Task instructions => Return only the number of lines in the material below holding the string "York".

Records for this task =>
+-------+
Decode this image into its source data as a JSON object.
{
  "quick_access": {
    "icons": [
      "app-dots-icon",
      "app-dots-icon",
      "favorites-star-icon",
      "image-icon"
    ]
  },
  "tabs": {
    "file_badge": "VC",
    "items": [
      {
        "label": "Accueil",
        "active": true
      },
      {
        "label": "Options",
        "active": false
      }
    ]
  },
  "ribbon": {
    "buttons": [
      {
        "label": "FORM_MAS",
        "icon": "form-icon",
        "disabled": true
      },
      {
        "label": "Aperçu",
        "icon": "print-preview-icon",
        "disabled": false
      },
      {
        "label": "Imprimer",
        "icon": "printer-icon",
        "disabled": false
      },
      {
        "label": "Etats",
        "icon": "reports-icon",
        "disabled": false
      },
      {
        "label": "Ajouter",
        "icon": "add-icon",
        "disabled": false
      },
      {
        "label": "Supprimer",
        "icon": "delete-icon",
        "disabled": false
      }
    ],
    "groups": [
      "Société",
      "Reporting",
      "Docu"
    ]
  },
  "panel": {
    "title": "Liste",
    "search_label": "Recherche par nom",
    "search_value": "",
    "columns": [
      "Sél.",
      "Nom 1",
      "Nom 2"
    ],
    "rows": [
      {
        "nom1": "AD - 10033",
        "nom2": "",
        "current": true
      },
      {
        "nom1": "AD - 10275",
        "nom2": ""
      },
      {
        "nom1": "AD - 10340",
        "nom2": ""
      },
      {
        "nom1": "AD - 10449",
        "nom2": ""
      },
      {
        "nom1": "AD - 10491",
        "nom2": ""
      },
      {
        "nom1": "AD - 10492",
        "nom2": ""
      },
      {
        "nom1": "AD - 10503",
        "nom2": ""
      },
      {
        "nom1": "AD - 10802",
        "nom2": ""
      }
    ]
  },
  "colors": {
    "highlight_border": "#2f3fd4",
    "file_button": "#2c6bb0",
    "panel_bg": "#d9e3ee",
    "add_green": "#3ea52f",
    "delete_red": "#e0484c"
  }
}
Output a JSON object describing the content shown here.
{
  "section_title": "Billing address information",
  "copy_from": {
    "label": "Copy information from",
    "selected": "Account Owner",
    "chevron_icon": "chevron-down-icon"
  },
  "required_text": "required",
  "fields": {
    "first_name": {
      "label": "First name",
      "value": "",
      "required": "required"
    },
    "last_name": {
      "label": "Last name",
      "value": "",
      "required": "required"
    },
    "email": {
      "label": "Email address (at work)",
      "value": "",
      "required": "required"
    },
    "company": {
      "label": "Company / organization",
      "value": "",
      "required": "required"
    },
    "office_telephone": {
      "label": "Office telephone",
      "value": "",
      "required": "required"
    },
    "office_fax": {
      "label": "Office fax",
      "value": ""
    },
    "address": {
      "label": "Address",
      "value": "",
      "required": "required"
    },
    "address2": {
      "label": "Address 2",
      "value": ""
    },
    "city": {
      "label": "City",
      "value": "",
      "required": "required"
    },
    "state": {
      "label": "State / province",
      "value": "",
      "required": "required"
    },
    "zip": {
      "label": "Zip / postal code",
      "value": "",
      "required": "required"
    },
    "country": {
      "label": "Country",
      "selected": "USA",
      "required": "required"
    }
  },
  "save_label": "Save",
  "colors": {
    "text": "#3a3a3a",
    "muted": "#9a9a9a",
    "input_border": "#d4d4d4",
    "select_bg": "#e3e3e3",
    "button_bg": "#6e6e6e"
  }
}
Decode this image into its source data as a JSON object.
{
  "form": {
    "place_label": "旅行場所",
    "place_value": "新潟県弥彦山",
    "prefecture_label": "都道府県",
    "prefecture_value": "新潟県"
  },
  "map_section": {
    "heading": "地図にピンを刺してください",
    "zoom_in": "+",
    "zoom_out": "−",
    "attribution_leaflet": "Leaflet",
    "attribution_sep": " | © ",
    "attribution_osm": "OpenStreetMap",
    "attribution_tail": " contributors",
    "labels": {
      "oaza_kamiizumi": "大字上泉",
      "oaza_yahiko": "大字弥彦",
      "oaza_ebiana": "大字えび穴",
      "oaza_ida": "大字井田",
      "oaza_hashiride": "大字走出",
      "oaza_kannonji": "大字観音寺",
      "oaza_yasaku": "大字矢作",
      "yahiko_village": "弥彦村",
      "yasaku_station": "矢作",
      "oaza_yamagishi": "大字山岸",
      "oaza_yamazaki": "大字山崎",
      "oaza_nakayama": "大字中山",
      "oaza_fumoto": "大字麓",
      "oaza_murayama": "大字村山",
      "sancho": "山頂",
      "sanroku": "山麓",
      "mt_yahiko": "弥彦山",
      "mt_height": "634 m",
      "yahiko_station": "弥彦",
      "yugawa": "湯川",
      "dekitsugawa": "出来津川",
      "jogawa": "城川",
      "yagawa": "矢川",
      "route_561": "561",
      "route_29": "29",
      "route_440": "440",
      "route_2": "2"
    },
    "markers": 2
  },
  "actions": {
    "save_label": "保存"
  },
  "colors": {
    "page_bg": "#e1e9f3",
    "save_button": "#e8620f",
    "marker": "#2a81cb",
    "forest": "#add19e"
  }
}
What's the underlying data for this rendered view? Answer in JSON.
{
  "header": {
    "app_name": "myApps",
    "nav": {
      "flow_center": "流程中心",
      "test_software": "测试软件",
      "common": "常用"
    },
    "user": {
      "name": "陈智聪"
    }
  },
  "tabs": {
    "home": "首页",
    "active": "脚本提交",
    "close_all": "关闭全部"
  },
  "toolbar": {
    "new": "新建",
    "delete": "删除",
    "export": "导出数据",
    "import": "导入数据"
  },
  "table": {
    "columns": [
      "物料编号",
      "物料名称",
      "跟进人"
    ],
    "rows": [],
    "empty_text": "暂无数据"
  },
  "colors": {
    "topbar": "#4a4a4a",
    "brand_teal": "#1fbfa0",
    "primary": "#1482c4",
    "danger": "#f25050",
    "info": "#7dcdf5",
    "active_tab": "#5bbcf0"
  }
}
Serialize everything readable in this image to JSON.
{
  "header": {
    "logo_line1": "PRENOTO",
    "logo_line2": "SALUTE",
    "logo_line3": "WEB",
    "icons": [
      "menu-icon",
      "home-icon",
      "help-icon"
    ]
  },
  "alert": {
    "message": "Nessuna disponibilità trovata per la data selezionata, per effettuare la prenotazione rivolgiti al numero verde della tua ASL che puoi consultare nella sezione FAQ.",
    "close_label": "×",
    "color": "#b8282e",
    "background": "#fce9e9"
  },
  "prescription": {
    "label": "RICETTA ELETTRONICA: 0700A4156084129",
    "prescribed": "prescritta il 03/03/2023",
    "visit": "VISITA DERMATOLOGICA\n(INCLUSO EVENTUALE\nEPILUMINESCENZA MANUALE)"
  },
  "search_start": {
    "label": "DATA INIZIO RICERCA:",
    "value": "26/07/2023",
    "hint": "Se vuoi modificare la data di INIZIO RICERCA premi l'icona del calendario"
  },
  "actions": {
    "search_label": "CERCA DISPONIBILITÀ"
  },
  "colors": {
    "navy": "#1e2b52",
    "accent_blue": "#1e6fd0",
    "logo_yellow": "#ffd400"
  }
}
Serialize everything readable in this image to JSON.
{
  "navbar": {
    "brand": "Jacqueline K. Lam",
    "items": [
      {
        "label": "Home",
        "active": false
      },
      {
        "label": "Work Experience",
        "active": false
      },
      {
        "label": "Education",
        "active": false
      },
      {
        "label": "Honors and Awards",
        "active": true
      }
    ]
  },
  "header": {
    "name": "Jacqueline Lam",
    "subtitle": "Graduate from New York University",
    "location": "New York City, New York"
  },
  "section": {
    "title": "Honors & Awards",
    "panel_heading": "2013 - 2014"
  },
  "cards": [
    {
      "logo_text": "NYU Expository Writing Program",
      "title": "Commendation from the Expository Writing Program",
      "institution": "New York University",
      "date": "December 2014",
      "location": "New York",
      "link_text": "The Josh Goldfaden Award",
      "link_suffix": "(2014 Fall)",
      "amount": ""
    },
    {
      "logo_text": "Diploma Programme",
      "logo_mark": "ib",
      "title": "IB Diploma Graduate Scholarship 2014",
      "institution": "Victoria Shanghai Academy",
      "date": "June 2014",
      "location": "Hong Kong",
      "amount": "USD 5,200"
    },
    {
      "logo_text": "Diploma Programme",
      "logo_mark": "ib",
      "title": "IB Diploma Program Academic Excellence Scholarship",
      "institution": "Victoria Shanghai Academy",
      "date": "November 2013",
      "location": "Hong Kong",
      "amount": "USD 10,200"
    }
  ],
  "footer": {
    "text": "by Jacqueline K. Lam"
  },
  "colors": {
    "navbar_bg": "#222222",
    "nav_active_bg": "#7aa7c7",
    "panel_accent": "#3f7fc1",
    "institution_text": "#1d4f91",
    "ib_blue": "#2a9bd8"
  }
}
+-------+
Expected answer => 4